I started off by aggressively sanding the veneered top.  I sanded and sanded with a medium grit sand paper and the power sander until the surface was no longer shiny.  I wiped it down to remove the dust, then I put two coats of the "chalk paint" on it.  This is where I got annoyed with the pieces of grit that were ruining the nice finish.  I'd be going along just fine, then a whole bunch of tiny flecks would mar up the surface.  Frustration.  Annie Sloan next time...maybe...

I allowed the paint to dry for several days, then moved on to the waxing step.  This step is crucial for chalk painted items to turn out looking nice (so I read on Pinterest).  Again I went with not-Annie Sloan wax...instead opting for Minwax Paste Finishing Wax and a 1-1/2" Wooster stencil brush.  Wax--amazing!  Brush--frustrating!  It laid the wax on very nicely, but it left behind all sorts of hairs that I had to pick off of the finish.  Sigh.  So I had a system down.  Wax one quarter of the table, pull the hairs off, wipe the excess, repeat.  Wait 24 hours, buff with a soft cloth.  Repeat from the beginning.

I ended up doing 3 coats of wax, and I'm happy with the finish.  It's a little grittier than I would like, but at some point in the future, I may go back and give it a light sanding and do one additional coat of chalk paint (flat paint, with a finer mix of additives) and re-wax.  I also bought a goat hair buffing brush for my next chalk painting project:  Isla's big girl bedroom furniture!

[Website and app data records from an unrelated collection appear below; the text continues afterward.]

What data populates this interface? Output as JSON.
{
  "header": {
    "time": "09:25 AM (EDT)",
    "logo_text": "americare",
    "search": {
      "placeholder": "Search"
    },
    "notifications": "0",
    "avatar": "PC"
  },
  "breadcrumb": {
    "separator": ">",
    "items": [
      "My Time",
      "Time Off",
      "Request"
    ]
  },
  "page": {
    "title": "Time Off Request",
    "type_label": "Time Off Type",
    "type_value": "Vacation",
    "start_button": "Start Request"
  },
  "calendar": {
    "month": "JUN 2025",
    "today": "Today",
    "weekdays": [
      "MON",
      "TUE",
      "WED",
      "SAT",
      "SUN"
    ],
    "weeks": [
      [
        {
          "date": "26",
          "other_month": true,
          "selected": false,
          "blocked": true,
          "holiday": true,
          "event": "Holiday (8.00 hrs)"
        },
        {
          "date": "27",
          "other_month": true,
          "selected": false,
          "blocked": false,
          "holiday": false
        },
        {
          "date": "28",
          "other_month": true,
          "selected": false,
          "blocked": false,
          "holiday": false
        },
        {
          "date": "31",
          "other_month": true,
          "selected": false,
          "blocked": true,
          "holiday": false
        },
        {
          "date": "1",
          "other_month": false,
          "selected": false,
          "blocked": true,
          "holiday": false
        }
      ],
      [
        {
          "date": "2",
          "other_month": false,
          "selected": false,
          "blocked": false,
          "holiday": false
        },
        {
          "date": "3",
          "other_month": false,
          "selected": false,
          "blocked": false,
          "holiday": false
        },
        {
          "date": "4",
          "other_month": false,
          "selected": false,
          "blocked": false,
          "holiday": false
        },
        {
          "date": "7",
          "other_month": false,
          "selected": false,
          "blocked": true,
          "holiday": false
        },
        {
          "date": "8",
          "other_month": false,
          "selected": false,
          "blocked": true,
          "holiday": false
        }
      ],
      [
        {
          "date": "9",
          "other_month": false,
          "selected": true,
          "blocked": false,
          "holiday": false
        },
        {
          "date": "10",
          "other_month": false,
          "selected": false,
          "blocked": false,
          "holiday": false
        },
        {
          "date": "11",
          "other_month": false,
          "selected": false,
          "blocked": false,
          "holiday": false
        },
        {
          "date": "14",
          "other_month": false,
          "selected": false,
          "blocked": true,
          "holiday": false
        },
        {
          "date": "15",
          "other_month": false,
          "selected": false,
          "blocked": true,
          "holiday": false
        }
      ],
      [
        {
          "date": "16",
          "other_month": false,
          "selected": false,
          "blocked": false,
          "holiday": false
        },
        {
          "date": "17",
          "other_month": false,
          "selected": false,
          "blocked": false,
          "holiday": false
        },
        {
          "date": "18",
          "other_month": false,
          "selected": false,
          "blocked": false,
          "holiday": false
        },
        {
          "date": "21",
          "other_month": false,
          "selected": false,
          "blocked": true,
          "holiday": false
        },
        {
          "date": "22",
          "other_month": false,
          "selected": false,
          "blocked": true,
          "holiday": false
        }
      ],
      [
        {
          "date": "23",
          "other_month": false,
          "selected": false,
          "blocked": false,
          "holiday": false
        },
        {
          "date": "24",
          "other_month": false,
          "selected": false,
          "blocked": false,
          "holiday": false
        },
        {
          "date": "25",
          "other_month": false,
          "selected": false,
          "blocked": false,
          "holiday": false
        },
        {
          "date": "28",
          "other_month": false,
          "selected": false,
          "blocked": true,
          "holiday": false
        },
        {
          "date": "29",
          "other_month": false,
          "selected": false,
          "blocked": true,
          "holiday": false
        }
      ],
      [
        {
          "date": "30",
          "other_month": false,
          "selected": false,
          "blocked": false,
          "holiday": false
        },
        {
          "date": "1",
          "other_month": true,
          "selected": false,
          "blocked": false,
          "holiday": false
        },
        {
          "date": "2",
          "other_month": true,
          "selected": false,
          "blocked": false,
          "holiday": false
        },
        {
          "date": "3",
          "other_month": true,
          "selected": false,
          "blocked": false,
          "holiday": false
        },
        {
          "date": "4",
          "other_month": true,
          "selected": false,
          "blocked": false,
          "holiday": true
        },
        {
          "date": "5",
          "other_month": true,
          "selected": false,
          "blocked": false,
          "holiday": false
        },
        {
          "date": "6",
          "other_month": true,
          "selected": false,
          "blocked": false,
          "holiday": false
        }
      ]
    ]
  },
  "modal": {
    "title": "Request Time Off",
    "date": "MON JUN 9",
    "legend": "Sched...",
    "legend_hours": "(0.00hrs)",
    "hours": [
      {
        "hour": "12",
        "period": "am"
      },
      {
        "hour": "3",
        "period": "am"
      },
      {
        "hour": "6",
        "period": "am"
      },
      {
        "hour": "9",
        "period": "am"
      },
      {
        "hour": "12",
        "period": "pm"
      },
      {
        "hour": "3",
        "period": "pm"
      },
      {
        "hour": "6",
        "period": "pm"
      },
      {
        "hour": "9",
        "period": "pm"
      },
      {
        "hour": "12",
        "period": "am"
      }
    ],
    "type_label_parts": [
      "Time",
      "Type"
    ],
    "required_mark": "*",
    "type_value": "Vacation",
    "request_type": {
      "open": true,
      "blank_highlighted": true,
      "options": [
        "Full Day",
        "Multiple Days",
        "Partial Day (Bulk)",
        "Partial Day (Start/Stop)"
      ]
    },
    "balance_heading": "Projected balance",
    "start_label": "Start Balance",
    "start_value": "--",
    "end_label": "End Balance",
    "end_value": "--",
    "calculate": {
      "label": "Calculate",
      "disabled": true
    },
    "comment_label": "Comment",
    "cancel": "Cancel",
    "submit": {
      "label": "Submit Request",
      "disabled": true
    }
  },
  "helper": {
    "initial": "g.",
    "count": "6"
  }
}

I'm already collecting the pieces I want to refinish and add to her room...she's not quite ready for them yet, but that buys me some time...Here's a sneak peek!

Popular Posts